(Data about app and page elements)
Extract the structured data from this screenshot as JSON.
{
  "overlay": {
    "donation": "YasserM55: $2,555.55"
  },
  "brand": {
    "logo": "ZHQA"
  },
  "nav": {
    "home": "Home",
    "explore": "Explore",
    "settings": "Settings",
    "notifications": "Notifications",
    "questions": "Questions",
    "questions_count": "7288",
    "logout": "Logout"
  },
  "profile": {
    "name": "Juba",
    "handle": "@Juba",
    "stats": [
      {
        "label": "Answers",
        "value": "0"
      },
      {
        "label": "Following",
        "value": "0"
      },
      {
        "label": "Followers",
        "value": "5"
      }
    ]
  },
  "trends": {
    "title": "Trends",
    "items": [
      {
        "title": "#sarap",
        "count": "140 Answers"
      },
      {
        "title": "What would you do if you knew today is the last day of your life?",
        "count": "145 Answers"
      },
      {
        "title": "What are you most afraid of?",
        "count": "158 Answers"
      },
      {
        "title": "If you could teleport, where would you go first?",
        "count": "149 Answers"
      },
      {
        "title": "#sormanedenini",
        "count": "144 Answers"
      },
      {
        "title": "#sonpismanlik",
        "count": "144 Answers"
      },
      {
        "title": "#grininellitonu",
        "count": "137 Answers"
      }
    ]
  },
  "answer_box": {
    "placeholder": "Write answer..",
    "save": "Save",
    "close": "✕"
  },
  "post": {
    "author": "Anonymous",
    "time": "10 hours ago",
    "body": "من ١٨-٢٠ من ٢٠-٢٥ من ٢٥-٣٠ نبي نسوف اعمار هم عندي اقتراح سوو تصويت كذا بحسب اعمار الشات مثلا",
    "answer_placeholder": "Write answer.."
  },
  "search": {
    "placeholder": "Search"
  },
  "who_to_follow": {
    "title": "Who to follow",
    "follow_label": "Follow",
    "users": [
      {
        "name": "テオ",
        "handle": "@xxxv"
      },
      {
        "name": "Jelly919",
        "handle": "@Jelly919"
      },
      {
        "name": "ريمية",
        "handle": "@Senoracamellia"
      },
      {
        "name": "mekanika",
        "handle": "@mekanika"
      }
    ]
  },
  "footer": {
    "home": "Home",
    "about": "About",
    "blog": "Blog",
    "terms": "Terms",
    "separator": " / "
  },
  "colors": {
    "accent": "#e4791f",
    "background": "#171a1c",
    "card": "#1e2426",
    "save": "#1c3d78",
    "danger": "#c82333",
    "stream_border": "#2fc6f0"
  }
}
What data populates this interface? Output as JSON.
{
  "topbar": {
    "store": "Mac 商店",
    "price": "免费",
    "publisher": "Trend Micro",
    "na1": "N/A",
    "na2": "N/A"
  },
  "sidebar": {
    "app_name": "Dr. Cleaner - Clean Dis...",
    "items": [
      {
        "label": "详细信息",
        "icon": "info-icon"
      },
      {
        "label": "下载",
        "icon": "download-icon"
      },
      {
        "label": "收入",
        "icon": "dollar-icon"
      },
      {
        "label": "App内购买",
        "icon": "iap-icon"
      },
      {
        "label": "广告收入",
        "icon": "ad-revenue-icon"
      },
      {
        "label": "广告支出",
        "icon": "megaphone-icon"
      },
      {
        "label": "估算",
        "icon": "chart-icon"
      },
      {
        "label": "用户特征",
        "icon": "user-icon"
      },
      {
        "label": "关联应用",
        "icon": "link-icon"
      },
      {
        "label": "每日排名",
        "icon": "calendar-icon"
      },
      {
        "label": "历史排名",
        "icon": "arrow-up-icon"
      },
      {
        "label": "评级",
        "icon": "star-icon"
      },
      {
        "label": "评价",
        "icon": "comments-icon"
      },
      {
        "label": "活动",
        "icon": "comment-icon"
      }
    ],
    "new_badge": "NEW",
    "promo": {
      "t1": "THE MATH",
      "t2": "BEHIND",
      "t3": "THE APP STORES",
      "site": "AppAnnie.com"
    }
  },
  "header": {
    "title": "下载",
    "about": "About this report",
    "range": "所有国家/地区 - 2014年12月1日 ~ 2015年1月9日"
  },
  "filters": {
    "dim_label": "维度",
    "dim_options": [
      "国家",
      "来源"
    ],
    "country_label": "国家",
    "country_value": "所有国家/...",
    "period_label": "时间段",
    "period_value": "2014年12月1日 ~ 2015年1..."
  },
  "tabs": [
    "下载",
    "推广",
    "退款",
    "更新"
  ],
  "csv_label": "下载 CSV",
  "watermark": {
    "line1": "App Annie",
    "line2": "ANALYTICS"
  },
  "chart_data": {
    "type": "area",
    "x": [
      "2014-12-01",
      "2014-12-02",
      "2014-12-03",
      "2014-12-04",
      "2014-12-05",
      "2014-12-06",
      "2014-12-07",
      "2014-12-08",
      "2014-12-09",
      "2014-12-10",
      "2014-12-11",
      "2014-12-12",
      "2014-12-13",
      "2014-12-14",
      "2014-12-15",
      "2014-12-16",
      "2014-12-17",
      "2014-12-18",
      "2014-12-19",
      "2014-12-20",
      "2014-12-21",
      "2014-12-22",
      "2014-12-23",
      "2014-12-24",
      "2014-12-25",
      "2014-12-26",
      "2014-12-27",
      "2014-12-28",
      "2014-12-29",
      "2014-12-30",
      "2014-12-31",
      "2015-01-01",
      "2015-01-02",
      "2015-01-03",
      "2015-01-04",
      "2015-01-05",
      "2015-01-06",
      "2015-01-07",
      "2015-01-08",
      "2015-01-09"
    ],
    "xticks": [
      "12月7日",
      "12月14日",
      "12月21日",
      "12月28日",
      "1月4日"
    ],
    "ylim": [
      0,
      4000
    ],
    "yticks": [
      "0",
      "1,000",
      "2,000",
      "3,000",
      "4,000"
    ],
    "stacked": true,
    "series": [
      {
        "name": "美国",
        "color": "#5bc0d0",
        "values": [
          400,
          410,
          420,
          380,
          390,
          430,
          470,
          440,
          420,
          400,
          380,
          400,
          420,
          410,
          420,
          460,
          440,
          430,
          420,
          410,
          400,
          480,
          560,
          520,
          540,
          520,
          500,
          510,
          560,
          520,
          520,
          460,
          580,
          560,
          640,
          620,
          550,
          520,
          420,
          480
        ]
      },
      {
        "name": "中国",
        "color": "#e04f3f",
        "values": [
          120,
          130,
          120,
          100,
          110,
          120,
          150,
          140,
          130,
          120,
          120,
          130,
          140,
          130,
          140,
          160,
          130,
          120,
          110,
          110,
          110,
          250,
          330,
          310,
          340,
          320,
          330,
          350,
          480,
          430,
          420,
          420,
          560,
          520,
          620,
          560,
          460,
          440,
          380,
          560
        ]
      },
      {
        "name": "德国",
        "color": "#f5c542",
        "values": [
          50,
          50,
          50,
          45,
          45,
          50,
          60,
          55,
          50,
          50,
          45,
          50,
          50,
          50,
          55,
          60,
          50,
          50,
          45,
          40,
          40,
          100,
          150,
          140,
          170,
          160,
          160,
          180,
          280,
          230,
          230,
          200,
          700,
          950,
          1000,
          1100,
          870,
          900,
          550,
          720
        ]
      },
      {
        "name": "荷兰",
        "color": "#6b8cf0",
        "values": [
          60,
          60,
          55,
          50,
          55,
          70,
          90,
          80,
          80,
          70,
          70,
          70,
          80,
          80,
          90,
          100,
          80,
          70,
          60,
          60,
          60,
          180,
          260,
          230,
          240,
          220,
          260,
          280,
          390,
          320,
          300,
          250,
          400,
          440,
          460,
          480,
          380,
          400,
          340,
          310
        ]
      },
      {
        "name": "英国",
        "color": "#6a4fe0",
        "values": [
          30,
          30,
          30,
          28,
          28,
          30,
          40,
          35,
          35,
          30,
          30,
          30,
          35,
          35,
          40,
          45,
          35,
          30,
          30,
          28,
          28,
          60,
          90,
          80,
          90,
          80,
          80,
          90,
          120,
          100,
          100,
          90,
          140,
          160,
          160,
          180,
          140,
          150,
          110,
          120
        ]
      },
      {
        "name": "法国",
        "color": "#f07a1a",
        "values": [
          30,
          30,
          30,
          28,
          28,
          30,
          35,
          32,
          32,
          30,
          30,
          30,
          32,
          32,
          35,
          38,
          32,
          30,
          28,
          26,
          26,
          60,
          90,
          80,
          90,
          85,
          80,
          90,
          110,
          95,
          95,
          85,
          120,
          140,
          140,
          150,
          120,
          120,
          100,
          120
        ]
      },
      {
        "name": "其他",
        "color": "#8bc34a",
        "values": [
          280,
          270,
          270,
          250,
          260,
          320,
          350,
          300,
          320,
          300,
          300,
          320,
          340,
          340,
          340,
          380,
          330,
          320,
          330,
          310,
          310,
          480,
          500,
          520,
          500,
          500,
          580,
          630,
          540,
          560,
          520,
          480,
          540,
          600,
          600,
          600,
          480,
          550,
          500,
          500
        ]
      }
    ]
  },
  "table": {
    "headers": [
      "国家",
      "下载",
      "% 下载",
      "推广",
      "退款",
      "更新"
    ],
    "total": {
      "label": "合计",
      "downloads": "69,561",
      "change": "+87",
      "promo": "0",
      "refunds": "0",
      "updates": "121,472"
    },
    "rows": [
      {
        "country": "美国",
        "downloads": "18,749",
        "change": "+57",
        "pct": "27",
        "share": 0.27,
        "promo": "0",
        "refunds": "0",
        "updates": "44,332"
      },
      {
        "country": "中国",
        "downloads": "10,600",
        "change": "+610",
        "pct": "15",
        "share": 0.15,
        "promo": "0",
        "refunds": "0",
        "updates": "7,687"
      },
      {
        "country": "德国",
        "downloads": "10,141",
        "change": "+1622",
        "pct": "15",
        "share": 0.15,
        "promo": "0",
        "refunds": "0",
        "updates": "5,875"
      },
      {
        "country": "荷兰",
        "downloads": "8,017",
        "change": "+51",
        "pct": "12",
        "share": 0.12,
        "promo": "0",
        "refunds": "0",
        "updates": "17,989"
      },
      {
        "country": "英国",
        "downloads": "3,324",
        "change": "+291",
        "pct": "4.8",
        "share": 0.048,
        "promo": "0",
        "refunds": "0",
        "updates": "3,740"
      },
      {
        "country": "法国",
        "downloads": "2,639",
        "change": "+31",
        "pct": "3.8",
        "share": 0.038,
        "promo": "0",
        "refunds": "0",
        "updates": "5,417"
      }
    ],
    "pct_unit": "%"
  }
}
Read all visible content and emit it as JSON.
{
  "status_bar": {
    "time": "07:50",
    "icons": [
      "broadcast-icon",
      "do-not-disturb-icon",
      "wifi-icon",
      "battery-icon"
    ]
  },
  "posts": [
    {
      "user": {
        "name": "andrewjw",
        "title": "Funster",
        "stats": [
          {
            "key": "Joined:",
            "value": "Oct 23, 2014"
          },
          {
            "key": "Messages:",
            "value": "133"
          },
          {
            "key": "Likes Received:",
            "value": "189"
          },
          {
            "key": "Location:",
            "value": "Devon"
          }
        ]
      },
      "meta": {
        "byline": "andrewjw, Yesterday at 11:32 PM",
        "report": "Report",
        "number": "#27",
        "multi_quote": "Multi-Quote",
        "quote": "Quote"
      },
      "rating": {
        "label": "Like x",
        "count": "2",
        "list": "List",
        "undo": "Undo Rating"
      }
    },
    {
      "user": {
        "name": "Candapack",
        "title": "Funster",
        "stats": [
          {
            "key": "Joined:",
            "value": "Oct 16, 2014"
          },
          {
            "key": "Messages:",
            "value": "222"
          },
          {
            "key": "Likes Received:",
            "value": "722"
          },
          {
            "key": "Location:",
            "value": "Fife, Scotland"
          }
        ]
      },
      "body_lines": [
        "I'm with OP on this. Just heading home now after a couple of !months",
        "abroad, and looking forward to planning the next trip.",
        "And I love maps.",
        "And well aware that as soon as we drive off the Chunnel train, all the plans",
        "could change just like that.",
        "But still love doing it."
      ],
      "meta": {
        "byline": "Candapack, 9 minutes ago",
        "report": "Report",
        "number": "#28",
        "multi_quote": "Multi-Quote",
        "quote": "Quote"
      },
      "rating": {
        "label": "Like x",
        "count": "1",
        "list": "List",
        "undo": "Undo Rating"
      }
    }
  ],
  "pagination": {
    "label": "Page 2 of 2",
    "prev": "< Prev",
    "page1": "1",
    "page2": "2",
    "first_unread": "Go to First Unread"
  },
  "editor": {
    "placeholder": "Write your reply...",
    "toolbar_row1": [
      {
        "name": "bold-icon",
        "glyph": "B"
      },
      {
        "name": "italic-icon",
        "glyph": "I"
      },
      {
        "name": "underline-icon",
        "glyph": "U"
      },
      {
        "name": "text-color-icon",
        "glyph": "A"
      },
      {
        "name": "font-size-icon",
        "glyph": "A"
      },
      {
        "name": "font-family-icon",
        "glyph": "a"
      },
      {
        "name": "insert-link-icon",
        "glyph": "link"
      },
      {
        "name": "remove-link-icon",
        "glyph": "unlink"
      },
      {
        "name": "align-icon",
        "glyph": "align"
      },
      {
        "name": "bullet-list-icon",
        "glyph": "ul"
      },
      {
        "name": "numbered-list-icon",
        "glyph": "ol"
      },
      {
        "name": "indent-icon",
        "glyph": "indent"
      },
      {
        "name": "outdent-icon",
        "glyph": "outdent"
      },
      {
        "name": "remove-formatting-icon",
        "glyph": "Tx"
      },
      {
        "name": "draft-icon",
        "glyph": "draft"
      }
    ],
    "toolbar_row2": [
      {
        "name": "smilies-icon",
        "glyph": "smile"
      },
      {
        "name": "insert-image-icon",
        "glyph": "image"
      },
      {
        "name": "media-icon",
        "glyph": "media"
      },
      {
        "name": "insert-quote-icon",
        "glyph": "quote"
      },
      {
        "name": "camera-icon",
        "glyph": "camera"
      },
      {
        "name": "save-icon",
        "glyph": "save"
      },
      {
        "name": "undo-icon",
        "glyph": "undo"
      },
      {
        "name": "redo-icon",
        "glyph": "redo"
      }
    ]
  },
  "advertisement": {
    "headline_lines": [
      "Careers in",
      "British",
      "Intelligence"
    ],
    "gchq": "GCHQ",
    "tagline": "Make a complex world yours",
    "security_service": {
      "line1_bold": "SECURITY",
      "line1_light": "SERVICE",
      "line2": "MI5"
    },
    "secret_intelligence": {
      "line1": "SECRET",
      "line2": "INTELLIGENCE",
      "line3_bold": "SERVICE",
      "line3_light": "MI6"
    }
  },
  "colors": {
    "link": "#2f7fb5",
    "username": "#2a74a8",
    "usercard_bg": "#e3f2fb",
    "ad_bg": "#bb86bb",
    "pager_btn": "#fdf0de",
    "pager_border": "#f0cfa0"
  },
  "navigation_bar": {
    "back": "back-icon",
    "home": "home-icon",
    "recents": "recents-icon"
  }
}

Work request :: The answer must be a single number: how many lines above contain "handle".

Solution to this exercise :: 5